Created for a new serviced office brand called Deskopolitan, the co-working space comprises 14,530 square feet (or 1,350 square metres) spread over four floors at 48 Rue du Château d’Eau, Paris.
MoreySmith was asked to conceive and develop the company’s Global Design Concept, transforming the former factory building into a state-of-the-art co-working environment that challenges the traditional office concept.
The brief stipulated that the space should be unique, welcoming, comfortable, interesting, flexible, easy to use and sociable.
This programme includes a cafe, a barbershop, phone booths, artist studios, health & beauty suites, spaces for open group collaboration and networking events, assigned workspaces and informal touchdown positions.
The resulting interiors are intended to encourage staff interaction, while offering a contemporary take on the building's industrial heritage.
Materials such as glazed brick tiles, exposed concrete, crittal window frames, burnished brass and copper mesh are complemented by fresh, bright colours including yellow, light grey and blue.
Plant boxes have also been added, to promote wellbeing and filtrate the air.
The offices are designed to appeal to start-ups and small businesses seeking creative and flexible workspace in central Paris.
However the space was initially let out in its entirety to French presidential candidate Benoît Hamon, who ran his election campaign from the building.
“We have made a daring choice by working with a foreign architect to create a concept as innovative as Deskopolitan in Paris," commented Alexis Rebiffé, co-counder of Deskopolitan.
"We have no regrets.
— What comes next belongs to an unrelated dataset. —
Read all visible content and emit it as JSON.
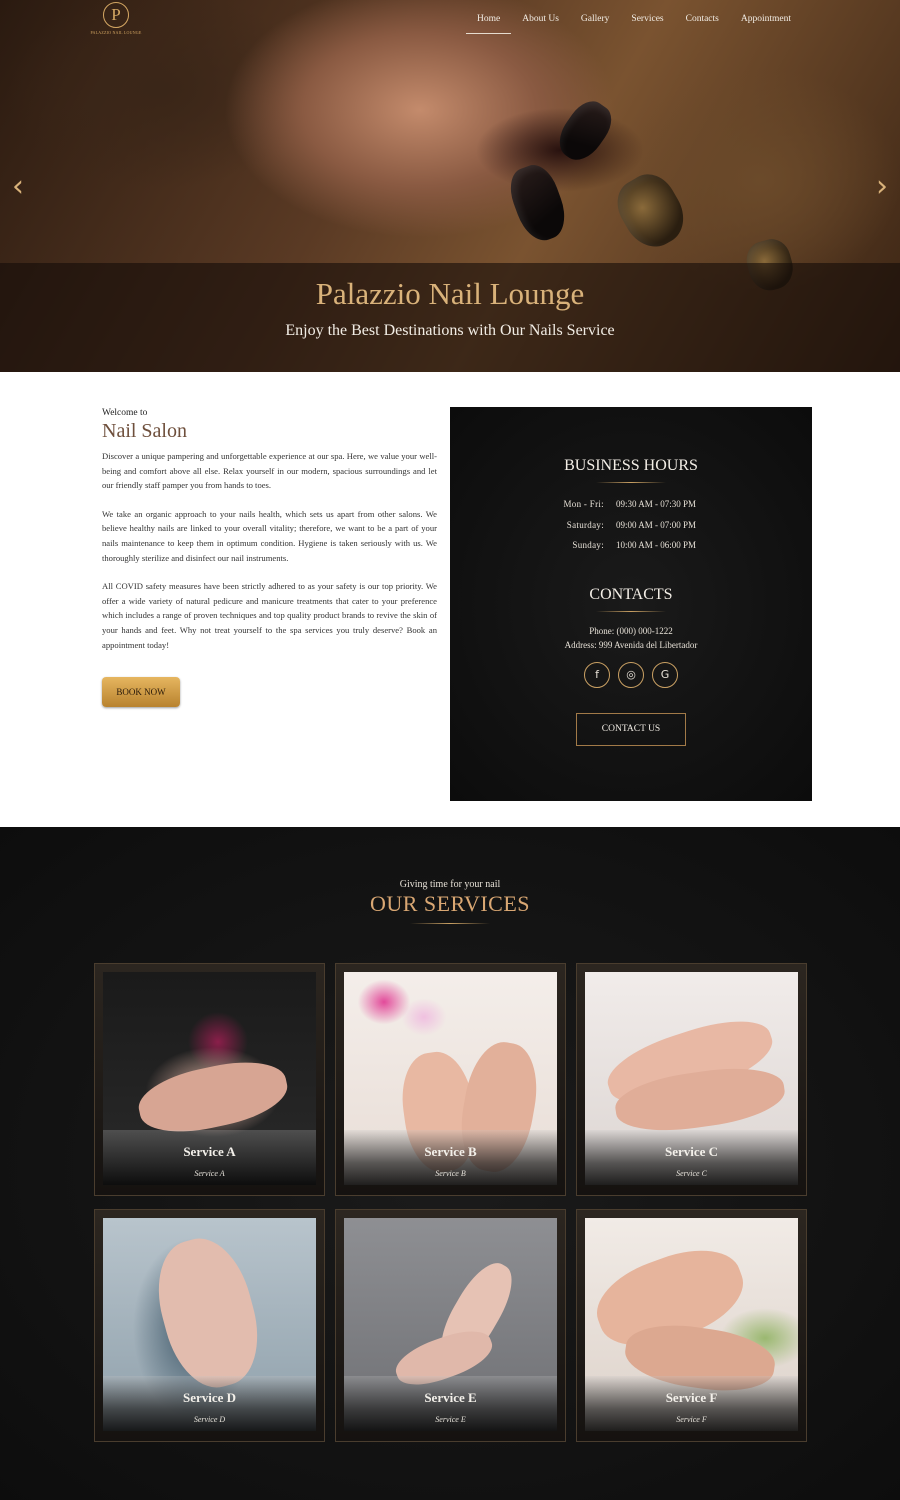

All promises were reached with a building completely transformed and dedicated to start-ups and companies of all sizes."
MoreySmith's Deskopolitan concept was originally developed for Voltaire – a 19,685 square foot (or 6,000 square metre) site in the 11th arrondissement of Paris.
Now due to open in March 2018, Voltaire has grown to be a much larger project, offering a complete live work model with a gym club, restaurant, nursery and hotel.
A circular geometry found within the entrance gates at Voltaire inspired a graphic that has been translated through to the Rue du Château d’Eau project, included in design elements such as metal work, wall panels, door handles and balustrates.
"Deskopolitan presented an exciting new opportunity for us to bring co-working to Paris," said Linda Morey-Burrows, founder and principal director of MoreySmith.
"It is fantastic to see Château d'Eau repositioned, rebranded and at the centre of business in Paris," she continued. "We look forward to seeing the development of Voltaire over the next 12 months."
"The MoreySmith team did a wonderful job challenging the existing layouts and demonstrated a remarkable attention to detail," added Rebiffé. "We are very pleased to continue the collaboration with our Voltaire flagship."
Co-working spaces are continuing to prove popular around the world.
In Mexico City, architects Estudio Atemporal recently paired concrete columns and cinder-block walls with black metal and glass partitions when transforming a former industrial factory into a co-working space.
Meanwhile London's new Palmspace co-working studio occupies a former factory that has been adapted to offer extra room for artists and makers.